A 70-year-old man presents to the emergency department complaining of increased shortness of breath with minimal exercise, cough, and fatigue. These symptoms began 2 weeks ago and have progressed gradually. He reports he used to feel this way “all the time” years ago, but that this has not happened much since he began using his inhalers and his “water pill.” He also has a history of chronic obstructive pulmonary disease (COPD), congestive heart failure (CHF), coronary artery disease (CAD), diabetes mellitus, hypertension, and 30-pack-years of smoking. He denies swelling of the extremities, fever or chills, productive cough, chest pain, or palpitations. He cannot remember the names of his medications, but says he has not missed any doses. When asked about his diet, he says he has been eating more hot soup since the weather has gotten colder. His temperature is 37.5°C (99.5°F), blood pressure is 135/90 mm Hg, heart rate is 90/min, respiratory rate is 18/min, and oxygen saturation is 94% on room air. Examination of the neck reveals mild jugular venous distension. Examination of the lungs reveals loud crackles throughout the lung fields bilaterally. Examination of the heart reveals a laterally displaced point of maximum impulse with no murmurs, rubs, or gallops. There is mild clubbing of the extremities, as well as pitting edema of the lower extremities to the knee, bilaterally. His plasma brain natriuretic peptide level on rapid bedside assay is 500 pg/mL, and an x-ray of the chest reveals perivascular haziness, interstitial edema, and an enlarged cardiac silhouette.
The Electronic Residency Application Service (ERAS) is opening up the MyERAS website for residency applicant registration on July 1, 2012. This will mark the beginning of the ERAS 2013 cycle. You should receive an electronic token from your designated Dean’s Office in order to register on the MyERAS website. The following are important dates for ERAS (note: some of these have changed for the 2013 season):
The internal medicine shelf exam is the most important exam for medical students because it tests your knowledge of the most common medical concepts encountered on rotations such as cardiology, gastroenterology, hematology/oncology, rheumatology, pulmonology, neurology, nephrology, infectious diseases, endocrinology, and primary care medicine. These subjects obviously form a majority of questions and answers on shelf exams, but it’s important to develop core strengths in subjects most interesting to you by devoting extra effort and time to details that could increase scores.
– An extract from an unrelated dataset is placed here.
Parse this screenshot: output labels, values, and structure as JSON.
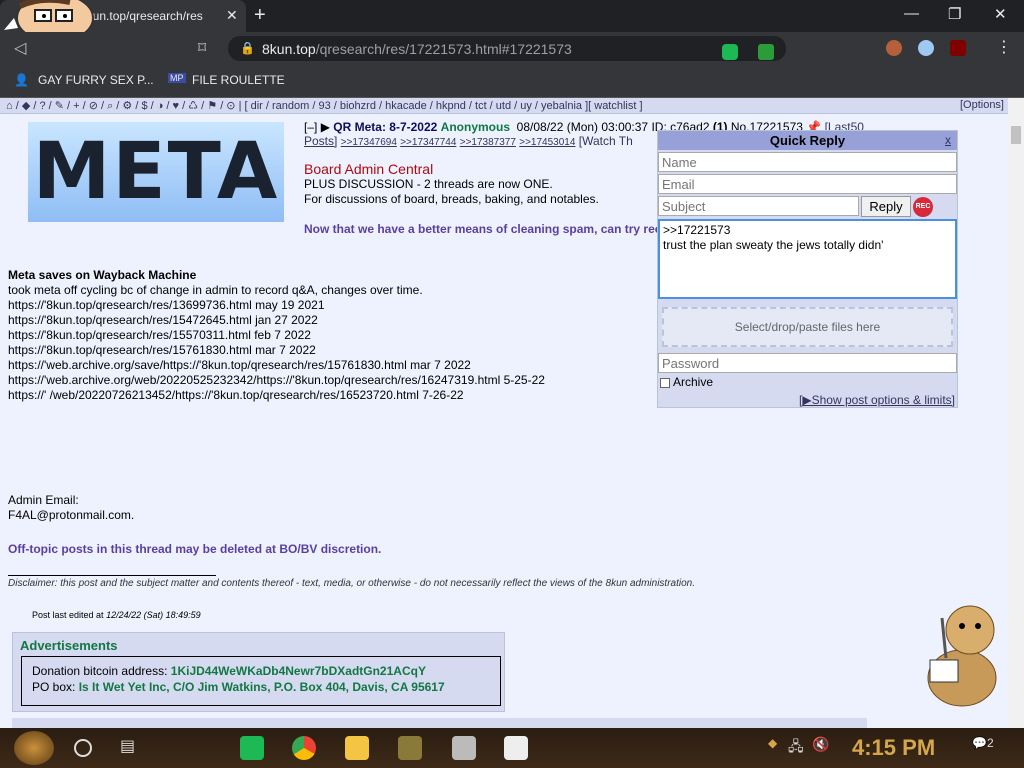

While it’s nearly impossible to predict what combination of questions your shelf exam will include, implementing the following study methods may help you get started, and with enough review, prepare you for the shelf exam.
By Haley Masterson
All Physicians Take Money
(Aortic, Pulmonic, Tricuspid, Mitral)
From left to right across your chest: A is the right upper sternal border (the second right interspace), P is the left upper sternal border (the second left interspace), T is the left lower sternal border, and M is the apex.